When Taylor Swift finally broke her self-imposed silence in late 2017 to re-emerge from pop culture exile with the aptly titled Reputation, she owned up to just about every criticism leveled at her in the preceding months. She addressed claims that she’s manipulative and has a penchant for playing the victim, and, obviously, spent plenty of time dissecting that whole Kimye drama. The one thing she neglected to acknowledge throughout those 15 confessional tracks (though, to be fair, she did make a few vague references in the music video for “Look What You Made Me Do”) was her infamous squad, the gaggle of impossibly thin, overwhelmingly white supermodels and musicians with whom she surrounded herself between 2013 and 2016.
Finally, however, in her new cover story for the April 2019 issue of Elle, a personal essay titled “30 Things I Learned Before Turning 30,” Swift finally gave a vague update on the status of her friendships and, even more significantly, all but issued a formal apology for being so in-your-face about her squad—a practice that, at the time, drew criticism for seeming to be elitist, a misinterpretation of feminism, and a blatant publicity stunt.
In one of her “lessons,” Swift admitted that her childhood experiences with bullying and loneliness may have played a role in how she presented those friendships. “Even as an adult, I still have recurring flashbacks of sitting at lunch tables alone or hiding in a bathroom stall, or trying to make a new friend and being laughed at. In my 20s, I found myself surrounded by girls who wanted to be my friend. So I shouted it from the rooftops, posted pictures, and celebrated my newfound acceptance into a sisterhood, without realizing that other people might still feel the way I did when I felt so alone,” she wrote. “It’s important to address our long-standing issues before we turn into the living embodiment of them.”
In several other parts of the essay, she hinted that, as has been speculated in recent months, many of those friendships have since faded, either due to vague “drama” or to the Great Kimye Feud of 2016. “Something about ‘we’re in our young twenties!’ hurls people together into groups that can feel like your chosen family. And maybe they will be for the rest of your life. Or maybe they’ll just be your comrades for an important phase, but not forever. It’s sad but sometimes when you grow, you outgrow relationships. You may leave behind friendships along the way, but you’ll always keep the memories,” she wrote in one blurb.

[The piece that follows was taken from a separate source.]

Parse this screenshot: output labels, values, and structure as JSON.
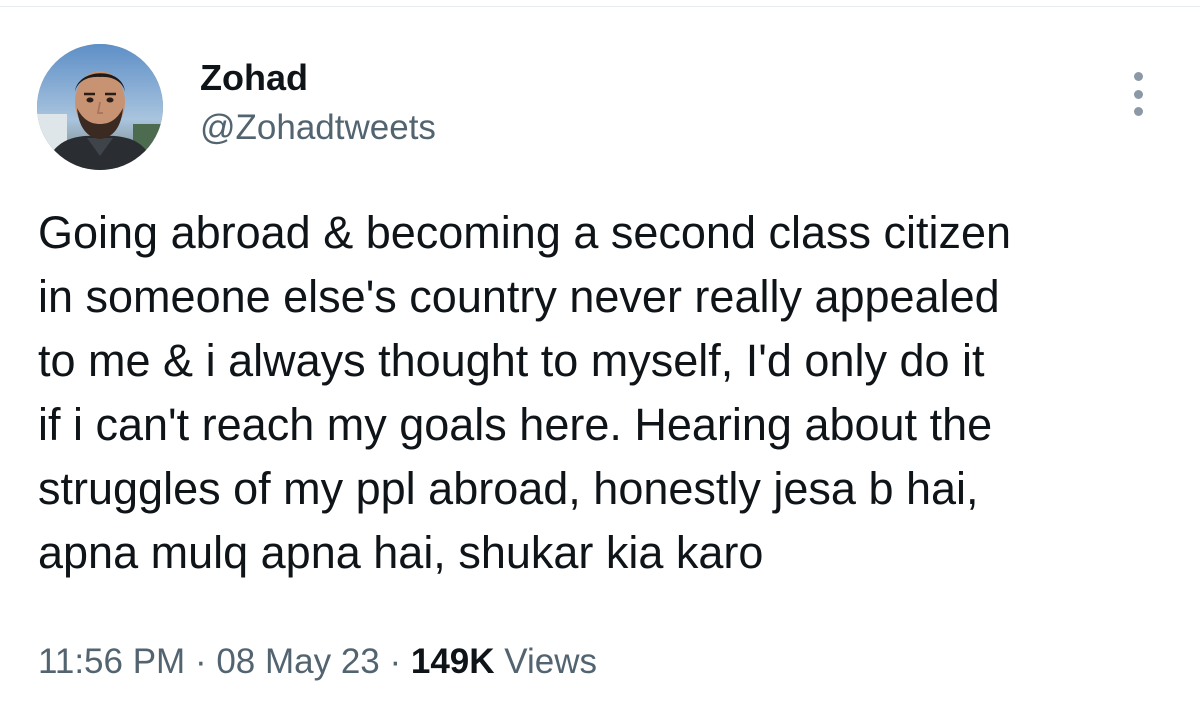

“Banish the drama. You only have so much room in your life and so much energy to give to those in it. Be discerning. If someone in your life is hurting you, draining you, or causing you pain in a way that feels unresolvable, blocking their number isn’t cruel. It’s just a simple setting on your phone that will eliminate drama if you so choose to use it,” she added in another.
That doesn’t mean, of course, that Swift is now alone and friendless, with only Joe Alwyn and the memories of the millions of fans who filled stadiums to see her on tour to keep her company. Not only does she thank the friends who “stuck around” in her essay, but she’s also slowly begun to publicize those friendships once again. Blake Lively, Gigi Hadid, and Emma Stone all attended Reputation concerts; Swift hosted an over-the-top New Year’s Eve costume party at her N.Y.C. apartment; and we finally received proof that she and her original supermodel BFF, Karlie Kloss, are indeed still friends. Let’s call it Squad Lite.